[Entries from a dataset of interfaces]
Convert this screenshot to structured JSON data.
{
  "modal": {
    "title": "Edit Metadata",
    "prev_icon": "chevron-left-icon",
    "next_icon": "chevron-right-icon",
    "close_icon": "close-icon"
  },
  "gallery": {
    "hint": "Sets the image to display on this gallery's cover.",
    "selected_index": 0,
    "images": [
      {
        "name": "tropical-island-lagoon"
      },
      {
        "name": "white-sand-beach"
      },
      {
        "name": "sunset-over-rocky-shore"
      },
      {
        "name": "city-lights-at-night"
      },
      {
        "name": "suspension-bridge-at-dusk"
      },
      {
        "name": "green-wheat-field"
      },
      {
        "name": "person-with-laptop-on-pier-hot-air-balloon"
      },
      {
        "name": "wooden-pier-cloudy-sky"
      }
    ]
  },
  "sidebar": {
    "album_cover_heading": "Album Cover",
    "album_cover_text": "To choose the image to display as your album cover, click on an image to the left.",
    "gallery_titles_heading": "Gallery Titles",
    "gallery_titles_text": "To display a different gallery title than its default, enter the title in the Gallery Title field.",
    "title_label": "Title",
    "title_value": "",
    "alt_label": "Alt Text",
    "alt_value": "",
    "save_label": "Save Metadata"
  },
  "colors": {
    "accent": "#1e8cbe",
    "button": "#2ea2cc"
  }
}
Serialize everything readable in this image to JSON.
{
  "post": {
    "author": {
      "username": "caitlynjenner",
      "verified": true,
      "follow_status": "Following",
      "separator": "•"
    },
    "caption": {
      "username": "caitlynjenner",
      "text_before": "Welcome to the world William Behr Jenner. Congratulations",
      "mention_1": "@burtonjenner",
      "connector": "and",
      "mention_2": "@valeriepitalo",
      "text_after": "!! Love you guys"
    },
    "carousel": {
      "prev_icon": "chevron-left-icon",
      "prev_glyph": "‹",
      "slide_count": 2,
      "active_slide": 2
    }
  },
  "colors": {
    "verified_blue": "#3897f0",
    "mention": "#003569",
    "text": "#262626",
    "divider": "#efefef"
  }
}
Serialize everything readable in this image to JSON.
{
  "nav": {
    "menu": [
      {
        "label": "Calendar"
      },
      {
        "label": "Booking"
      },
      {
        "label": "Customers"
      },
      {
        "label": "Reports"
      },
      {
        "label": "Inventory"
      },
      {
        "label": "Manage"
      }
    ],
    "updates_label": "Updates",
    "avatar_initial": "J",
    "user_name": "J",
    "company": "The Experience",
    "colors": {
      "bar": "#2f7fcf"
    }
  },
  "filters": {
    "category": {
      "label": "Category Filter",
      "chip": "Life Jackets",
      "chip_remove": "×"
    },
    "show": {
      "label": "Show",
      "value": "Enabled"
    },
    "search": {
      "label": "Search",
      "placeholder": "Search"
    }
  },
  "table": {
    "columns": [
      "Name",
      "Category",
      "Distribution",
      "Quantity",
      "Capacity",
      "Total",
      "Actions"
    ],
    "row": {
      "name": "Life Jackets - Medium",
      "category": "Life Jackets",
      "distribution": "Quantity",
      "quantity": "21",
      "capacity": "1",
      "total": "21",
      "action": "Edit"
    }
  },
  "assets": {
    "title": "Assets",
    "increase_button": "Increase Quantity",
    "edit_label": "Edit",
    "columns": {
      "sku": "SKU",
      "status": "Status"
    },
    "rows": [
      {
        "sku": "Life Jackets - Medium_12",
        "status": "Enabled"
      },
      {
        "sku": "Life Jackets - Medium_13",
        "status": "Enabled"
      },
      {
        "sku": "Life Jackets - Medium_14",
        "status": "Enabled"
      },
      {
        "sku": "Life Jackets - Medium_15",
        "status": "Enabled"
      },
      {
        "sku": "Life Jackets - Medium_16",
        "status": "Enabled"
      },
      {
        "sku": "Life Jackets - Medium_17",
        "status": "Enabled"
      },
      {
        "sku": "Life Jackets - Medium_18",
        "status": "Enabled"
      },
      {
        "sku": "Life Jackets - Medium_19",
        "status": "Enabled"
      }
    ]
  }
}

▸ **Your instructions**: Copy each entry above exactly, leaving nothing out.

▸ **Written answer**:
Convert this screenshot to structured JSON data.
{
  "modal": {
    "title": "Edit Metadata",
    "prev_icon": "chevron-left-icon",
    "next_icon": "chevron-right-icon",
    "close_icon": "close-icon"
  },
  "gallery": {
    "hint": "Sets the image to display on this gallery's cover.",
    "selected_index": 0,
    "images": [
      {
        "name": "tropical-island-lagoon"
      },
      {
        "name": "white-sand-beach"
      },
      {
        "name": "sunset-over-rocky-shore"
      },
      {
        "name": "city-lights-at-night"
      },
      {
        "name": "suspension-bridge-at-dusk"
      },
      {
        "name": "green-wheat-field"
      },
      {
        "name": "person-with-laptop-on-pier-hot-air-balloon"
      },
      {
        "name": "wooden-pier-cloudy-sky"
      }
    ]
  },
  "sidebar": {
    "album_cover_heading": "Album Cover",
    "album_cover_text": "To choose the image to display as your album cover, click on an image to the left.",
    "gallery_titles_heading": "Gallery Titles",
    "gallery_titles_text": "To display a different gallery title than its default, enter the title in the Gallery Title field.",
    "title_label": "Title",
    "title_value": "",
    "alt_label": "Alt Text",
    "alt_value": "",
    "save_label": "Save Metadata"
  },
  "colors": {
    "accent": "#1e8cbe",
    "button": "#2ea2cc"
  }
}
Serialize everything readable in this image to JSON.
{
  "post": {
    "author": {
      "username": "caitlynjenner",
      "verified": true,
      "follow_status": "Following",
      "separator": "•"
    },
    "caption": {
      "username": "caitlynjenner",
      "text_before": "Welcome to the world William Behr Jenner. Congratulations",
      "mention_1": "@burtonjenner",
      "connector": "and",
      "mention_2": "@valeriepitalo",
      "text_after": "!! Love you guys"
    },
    "carousel": {
      "prev_icon": "chevron-left-icon",
      "prev_glyph": "‹",
      "slide_count": 2,
      "active_slide": 2
    }
  },
  "colors": {
    "verified_blue": "#3897f0",
    "mention": "#003569",
    "text": "#262626",
    "divider": "#efefef"
  }
}
Serialize everything readable in this image to JSON.
{
  "nav": {
    "menu": [
      {
        "label": "Calendar"
      },
      {
        "label": "Booking"
      },
      {
        "label": "Customers"
      },
      {
        "label": "Reports"
      },
      {
        "label": "Inventory"
      },
      {
        "label": "Manage"
      }
    ],
    "updates_label": "Updates",
    "avatar_initial": "J",
    "user_name": "J",
    "company": "The Experience",
    "colors": {
      "bar": "#2f7fcf"
    }
  },
  "filters": {
    "category": {
      "label": "Category Filter",
      "chip": "Life Jackets",
      "chip_remove": "×"
    },
    "show": {
      "label": "Show",
      "value": "Enabled"
    },
    "search": {
      "label": "Search",
      "placeholder": "Search"
    }
  },
  "table": {
    "columns": [
      "Name",
      "Category",
      "Distribution",
      "Quantity",
      "Capacity",
      "Total",
      "Actions"
    ],
    "row": {
      "name": "Life Jackets - Medium",
      "category": "Life Jackets",
      "distribution": "Quantity",
      "quantity": "21",
      "capacity": "1",
      "total": "21",
      "action": "Edit"
    }
  },
  "assets": {
    "title": "Assets",
    "increase_button": "Increase Quantity",
    "edit_label": "Edit",
    "columns": {
      "sku": "SKU",
      "status": "Status"
    },
    "rows": [
      {
        "sku": "Life Jackets - Medium_12",
        "status": "Enabled"
      },
      {
        "sku": "Life Jackets - Medium_13",
        "status": "Enabled"
      },
      {
        "sku": "Life Jackets - Medium_14",
        "status": "Enabled"
      },
      {
        "sku": "Life Jackets - Medium_15",
        "status": "Enabled"
      },
      {
        "sku": "Life Jackets - Medium_16",
        "status": "Enabled"
      },
      {
        "sku": "Life Jackets - Medium_17",
        "status": "Enabled"
      },
      {
        "sku": "Life Jackets - Medium_18",
        "status": "Enabled"
      },
      {
        "sku": "Life Jackets - Medium_19",
        "status": "Enabled"
      }
    ]
  }
}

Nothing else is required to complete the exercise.